◆ PROBLEM:
What lines in this listing contain the string "title"? Report each one by copying it.

◆ RECORDS SUPPLIED:
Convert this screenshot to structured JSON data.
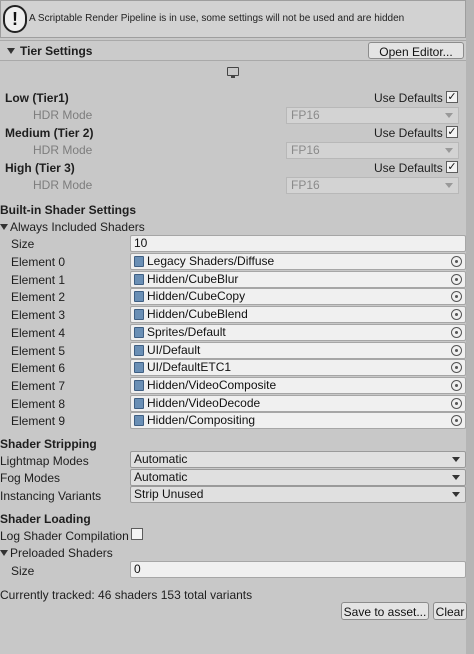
{
  "warning": {
    "icon": "!",
    "text": "A Scriptable Render Pipeline is in use, some settings will not be used and are hidden"
  },
  "tier_settings": {
    "title": "Tier Settings",
    "open_editor_label": "Open Editor...",
    "tiers": [
      {
        "label": "Low (Tier1)",
        "use_defaults_label": "Use Defaults",
        "use_defaults_checked": true,
        "hdr_mode_label": "HDR Mode",
        "hdr_mode_value": "FP16"
      },
      {
        "label": "Medium (Tier 2)",
        "use_defaults_label": "Use Defaults",
        "use_defaults_checked": true,
        "hdr_mode_label": "HDR Mode",
        "hdr_mode_value": "FP16"
      },
      {
        "label": "High (Tier 3)",
        "use_defaults_label": "Use Defaults",
        "use_defaults_checked": true,
        "hdr_mode_label": "HDR Mode",
        "hdr_mode_value": "FP16"
      }
    ]
  },
  "builtin_shaders": {
    "title": "Built-in Shader Settings",
    "always_included": {
      "label": "Always Included Shaders",
      "size_label": "Size",
      "size_value": "10",
      "elements": [
        {
          "label": "Element 0",
          "value": "Legacy Shaders/Diffuse"
        },
        {
          "label": "Element 1",
          "value": "Hidden/CubeBlur"
        },
        {
          "label": "Element 2",
          "value": "Hidden/CubeCopy"
        },
        {
          "label": "Element 3",
          "value": "Hidden/CubeBlend"
        },
        {
          "label": "Element 4",
          "value": "Sprites/Default"
        },
        {
          "label": "Element 5",
          "value": "UI/Default"
        },
        {
          "label": "Element 6",
          "value": "UI/DefaultETC1"
        },
        {
          "label": "Element 7",
          "value": "Hidden/VideoComposite"
        },
        {
          "label": "Element 8",
          "value": "Hidden/VideoDecode"
        },
        {
          "label": "Element 9",
          "value": "Hidden/Compositing"
        }
      ]
    }
  },
  "shader_stripping": {
    "title": "Shader Stripping",
    "rows": [
      {
        "label": "Lightmap Modes",
        "value": "Automatic"
      },
      {
        "label": "Fog Modes",
        "value": "Automatic"
      },
      {
        "label": "Instancing Variants",
        "value": "Strip Unused"
      }
    ]
  },
  "shader_loading": {
    "title": "Shader Loading",
    "log_label": "Log Shader Compilation",
    "log_checked": false,
    "preloaded_label": "Preloaded Shaders",
    "size_label": "Size",
    "size_value": "0"
  },
  "tracked_text": "Currently tracked: 46 shaders 153 total variants",
  "buttons": {
    "save_to_asset": "Save to asset...",
    "clear": "Clear"
  }
}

◆ COMPLETED TASK:
    "title": "Tier Settings",
    "title": "Built-in Shader Settings",
    "title": "Shader Stripping",
    "title": "Shader Loading",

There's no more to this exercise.